Wearable technologies can help improve the working lives of employees in a number of ways. For example, biometric trackers – which come in the form of heart rate and sleep monitors, self–reported nutrition and energy diaries – can offer huge advantages for both employees and employers.
Employers that are able to develop a framework for understanding this data may be able to suggest changes to an employee’s working patterns, resulting in higher quality work and greater satisfaction all round. A third of European workers are already keen to use wearable technology to help them identify their most productive periods and organise their workload accordingly1. Similarly, a third would also value technology to help them manage stress1. Employers are also confident that technology will be used to measure and impact employee wellbeing, with approximately 60% of businesses across Europe feeling this way2.

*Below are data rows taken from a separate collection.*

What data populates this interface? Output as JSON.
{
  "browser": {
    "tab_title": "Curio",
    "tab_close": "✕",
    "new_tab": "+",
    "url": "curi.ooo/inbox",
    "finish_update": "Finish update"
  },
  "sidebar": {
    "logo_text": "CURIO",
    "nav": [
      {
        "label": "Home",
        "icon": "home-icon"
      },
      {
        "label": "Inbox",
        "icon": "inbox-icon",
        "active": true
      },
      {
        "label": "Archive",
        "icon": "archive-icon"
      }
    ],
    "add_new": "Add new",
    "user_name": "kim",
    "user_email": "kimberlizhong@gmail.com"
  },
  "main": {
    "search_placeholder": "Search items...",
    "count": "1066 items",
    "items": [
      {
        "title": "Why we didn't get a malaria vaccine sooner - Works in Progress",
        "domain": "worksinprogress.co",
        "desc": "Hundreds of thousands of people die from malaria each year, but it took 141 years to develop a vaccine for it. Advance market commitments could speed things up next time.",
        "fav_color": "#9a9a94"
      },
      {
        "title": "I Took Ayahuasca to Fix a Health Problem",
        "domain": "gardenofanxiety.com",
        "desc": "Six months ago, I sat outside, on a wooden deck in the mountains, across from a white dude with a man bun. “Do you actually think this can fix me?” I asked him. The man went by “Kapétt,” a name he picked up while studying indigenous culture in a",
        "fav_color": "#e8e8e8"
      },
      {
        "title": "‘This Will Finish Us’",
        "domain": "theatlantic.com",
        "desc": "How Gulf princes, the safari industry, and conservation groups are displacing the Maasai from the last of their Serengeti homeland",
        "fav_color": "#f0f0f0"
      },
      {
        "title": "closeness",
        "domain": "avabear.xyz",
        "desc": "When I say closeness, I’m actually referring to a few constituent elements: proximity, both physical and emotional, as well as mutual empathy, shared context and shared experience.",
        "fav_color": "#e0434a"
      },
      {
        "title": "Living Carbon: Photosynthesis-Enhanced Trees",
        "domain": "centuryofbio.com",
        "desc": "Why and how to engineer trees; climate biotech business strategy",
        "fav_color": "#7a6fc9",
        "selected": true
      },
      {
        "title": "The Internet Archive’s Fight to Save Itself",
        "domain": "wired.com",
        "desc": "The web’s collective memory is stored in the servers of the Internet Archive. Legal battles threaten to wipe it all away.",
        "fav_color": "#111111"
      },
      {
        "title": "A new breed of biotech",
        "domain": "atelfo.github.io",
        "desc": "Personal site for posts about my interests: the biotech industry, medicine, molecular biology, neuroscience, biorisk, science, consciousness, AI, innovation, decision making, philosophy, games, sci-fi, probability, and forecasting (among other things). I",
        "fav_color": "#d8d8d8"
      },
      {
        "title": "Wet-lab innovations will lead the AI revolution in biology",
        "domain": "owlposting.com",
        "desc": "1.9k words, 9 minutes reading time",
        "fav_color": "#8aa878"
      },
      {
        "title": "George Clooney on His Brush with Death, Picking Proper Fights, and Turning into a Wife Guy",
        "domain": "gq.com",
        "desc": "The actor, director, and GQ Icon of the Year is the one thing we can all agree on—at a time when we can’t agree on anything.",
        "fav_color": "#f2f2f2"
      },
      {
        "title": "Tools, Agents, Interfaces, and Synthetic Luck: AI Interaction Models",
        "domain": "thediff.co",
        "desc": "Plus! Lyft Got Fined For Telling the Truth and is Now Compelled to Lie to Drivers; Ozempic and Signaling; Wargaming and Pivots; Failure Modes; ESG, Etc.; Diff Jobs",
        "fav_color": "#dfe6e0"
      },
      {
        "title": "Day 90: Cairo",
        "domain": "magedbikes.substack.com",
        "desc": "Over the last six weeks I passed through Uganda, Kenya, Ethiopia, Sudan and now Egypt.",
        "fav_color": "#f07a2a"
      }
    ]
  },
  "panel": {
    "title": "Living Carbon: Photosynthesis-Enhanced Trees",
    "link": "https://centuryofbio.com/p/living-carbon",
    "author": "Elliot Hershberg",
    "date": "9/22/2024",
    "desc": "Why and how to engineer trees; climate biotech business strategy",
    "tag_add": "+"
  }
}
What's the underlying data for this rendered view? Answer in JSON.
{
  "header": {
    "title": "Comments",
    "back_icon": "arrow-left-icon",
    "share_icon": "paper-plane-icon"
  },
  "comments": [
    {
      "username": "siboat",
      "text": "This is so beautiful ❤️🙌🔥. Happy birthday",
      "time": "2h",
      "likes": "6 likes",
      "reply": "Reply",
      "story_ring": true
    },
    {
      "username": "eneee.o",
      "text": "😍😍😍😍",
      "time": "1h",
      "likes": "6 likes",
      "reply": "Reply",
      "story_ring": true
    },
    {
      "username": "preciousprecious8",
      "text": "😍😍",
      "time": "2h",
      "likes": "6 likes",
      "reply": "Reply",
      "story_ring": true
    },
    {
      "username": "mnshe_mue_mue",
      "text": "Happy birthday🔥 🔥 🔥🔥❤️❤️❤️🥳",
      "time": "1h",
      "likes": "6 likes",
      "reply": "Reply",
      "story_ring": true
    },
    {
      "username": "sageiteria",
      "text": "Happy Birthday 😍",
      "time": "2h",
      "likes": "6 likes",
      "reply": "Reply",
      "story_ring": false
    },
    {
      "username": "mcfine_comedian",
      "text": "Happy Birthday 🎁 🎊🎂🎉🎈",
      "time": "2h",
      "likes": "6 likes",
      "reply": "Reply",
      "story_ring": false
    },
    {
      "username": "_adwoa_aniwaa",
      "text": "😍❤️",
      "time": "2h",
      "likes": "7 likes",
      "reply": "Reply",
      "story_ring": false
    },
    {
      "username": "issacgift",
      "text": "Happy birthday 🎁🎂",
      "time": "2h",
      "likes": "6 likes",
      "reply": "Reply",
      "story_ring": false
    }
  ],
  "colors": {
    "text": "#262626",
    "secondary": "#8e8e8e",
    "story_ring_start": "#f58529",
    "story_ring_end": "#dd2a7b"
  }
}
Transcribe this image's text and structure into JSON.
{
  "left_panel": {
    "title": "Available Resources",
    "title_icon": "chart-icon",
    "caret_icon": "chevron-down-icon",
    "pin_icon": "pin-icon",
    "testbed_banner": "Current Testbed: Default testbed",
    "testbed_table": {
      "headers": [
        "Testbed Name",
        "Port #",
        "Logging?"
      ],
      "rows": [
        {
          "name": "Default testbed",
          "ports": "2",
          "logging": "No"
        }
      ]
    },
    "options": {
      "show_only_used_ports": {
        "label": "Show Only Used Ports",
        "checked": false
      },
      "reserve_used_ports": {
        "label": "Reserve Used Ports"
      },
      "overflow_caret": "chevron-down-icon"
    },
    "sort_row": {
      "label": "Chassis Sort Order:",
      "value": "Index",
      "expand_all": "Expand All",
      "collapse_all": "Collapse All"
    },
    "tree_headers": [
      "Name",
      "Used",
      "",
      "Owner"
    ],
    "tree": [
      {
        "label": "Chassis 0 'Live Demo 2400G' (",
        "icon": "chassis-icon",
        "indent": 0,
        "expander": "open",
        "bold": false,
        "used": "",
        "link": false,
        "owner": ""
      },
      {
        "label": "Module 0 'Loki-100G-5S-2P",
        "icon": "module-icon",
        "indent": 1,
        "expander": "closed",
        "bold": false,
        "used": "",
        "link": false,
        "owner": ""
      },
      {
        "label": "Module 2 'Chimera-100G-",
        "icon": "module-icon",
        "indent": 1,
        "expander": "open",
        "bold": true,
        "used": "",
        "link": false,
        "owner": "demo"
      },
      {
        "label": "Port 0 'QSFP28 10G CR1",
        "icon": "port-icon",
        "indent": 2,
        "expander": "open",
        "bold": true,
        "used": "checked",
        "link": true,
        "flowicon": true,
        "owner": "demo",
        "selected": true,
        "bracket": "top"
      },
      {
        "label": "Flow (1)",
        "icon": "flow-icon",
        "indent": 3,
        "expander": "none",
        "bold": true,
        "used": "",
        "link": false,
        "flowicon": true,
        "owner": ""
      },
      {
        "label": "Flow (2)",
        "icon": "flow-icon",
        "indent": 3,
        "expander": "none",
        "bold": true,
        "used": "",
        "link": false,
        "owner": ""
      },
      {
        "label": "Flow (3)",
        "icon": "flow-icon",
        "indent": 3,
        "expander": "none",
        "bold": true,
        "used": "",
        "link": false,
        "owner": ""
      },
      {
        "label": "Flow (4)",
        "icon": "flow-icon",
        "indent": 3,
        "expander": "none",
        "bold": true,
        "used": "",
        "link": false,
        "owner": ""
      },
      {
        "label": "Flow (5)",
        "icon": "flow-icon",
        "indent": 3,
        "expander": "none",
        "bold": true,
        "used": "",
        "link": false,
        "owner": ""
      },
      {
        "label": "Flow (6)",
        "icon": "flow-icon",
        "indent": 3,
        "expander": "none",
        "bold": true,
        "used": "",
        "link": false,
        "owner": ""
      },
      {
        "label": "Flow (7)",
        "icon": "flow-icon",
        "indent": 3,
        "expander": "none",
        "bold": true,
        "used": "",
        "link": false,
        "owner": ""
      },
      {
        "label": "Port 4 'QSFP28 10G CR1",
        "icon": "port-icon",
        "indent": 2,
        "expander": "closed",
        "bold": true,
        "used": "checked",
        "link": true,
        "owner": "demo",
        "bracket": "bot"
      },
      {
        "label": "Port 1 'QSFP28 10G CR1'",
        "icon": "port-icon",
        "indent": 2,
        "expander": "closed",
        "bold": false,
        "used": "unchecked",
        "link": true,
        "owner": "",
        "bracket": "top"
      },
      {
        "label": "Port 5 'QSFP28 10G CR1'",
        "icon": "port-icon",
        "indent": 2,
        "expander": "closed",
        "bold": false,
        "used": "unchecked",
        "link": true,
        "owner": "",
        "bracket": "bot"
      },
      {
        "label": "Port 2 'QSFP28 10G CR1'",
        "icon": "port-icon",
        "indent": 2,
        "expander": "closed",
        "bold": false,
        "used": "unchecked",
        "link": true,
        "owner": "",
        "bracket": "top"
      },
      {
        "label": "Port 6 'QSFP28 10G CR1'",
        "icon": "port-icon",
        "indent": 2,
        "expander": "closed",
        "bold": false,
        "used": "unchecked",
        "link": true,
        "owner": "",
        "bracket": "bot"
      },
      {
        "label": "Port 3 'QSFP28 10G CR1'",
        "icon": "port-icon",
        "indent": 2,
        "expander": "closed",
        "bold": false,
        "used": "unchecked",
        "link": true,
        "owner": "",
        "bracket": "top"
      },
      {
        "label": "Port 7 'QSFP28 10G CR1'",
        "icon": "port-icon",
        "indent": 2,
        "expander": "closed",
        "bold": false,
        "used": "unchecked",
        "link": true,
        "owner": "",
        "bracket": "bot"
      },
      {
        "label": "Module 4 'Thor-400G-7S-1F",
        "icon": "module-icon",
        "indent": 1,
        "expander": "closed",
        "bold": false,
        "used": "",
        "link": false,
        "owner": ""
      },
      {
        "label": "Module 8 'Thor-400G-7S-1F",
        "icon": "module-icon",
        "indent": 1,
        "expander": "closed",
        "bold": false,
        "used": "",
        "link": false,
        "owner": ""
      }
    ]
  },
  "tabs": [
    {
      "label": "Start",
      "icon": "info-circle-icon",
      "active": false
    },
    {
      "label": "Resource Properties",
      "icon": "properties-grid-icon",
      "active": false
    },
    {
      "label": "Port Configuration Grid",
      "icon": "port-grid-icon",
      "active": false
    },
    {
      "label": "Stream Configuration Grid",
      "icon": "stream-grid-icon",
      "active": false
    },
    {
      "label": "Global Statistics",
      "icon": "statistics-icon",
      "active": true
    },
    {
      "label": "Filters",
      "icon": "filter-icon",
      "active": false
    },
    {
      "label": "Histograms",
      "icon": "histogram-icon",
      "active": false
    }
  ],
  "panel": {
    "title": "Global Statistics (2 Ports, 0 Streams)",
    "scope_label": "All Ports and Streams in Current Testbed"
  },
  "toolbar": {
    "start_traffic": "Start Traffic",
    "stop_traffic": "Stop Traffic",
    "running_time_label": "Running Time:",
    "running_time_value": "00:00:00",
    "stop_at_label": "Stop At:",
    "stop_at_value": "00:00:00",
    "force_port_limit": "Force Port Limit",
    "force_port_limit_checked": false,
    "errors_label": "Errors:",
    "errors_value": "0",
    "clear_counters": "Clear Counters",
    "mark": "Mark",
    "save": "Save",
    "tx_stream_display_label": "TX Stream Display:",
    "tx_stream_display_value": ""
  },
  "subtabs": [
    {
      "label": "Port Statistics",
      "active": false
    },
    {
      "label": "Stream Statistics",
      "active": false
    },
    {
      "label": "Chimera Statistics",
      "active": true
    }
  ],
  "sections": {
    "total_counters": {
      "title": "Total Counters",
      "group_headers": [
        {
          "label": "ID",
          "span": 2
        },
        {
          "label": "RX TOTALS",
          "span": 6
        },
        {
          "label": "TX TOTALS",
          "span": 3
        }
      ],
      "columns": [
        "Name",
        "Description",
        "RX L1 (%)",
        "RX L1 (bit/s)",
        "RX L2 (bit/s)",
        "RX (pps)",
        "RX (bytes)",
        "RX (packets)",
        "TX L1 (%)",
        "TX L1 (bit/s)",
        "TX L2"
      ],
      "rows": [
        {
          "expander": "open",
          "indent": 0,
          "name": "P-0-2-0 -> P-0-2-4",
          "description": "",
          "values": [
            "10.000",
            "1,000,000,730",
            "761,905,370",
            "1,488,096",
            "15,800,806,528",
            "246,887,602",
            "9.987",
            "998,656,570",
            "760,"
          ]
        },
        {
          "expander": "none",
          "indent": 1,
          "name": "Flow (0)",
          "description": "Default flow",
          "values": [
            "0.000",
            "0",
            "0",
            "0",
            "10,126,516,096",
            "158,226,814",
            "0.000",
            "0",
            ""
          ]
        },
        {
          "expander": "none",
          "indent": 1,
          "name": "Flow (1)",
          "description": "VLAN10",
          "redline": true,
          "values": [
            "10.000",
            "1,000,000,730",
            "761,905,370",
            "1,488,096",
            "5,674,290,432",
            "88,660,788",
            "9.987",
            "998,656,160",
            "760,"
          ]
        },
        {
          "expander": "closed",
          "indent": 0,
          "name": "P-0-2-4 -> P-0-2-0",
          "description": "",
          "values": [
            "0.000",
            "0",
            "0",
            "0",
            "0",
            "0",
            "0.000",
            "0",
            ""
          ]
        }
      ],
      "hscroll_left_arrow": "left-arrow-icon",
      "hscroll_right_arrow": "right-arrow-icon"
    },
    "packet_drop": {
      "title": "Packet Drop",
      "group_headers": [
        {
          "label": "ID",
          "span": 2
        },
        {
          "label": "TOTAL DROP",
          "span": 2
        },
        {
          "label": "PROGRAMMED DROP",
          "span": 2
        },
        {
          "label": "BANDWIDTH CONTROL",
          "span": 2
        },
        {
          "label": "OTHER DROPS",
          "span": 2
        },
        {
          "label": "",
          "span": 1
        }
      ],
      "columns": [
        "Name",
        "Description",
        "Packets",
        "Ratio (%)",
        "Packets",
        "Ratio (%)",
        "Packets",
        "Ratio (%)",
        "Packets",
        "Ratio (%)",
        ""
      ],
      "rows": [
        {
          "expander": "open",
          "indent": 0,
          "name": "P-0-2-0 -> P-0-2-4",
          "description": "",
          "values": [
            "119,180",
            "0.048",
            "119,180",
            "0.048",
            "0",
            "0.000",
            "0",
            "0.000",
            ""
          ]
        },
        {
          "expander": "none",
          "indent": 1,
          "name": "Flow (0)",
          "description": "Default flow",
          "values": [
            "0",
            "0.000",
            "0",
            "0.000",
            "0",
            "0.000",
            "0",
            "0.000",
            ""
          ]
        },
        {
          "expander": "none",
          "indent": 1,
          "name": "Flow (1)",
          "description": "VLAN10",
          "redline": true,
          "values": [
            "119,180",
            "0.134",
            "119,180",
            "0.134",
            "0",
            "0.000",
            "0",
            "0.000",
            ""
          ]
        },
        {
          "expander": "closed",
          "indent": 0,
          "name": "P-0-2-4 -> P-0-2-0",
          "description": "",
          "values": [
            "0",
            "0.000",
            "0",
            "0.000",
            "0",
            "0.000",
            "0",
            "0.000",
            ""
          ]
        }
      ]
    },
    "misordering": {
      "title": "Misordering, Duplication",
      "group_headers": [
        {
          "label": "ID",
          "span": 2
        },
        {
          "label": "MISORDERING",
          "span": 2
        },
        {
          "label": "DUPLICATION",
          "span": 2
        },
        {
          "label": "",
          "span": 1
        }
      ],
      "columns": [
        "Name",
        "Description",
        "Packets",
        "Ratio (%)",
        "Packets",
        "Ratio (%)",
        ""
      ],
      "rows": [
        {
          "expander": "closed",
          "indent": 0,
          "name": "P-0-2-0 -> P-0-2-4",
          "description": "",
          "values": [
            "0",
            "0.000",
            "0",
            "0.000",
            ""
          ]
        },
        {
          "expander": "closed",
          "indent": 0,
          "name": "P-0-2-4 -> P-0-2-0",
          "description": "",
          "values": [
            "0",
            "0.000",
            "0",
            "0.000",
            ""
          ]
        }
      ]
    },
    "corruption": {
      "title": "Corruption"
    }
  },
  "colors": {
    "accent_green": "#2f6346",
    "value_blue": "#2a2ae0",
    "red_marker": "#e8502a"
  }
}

Despite the benefits, adoption of these technologies would not be without concerns. The most commonly cited employee worry is related to privacy and the fact that employers may have access to what is commonly considered private employee data. This concern is very prominent among UK workers, with as many as one in five (20%) saying that they would not use wearables at all, compared to 10% in France, and 8% in Germany and the Netherlands2.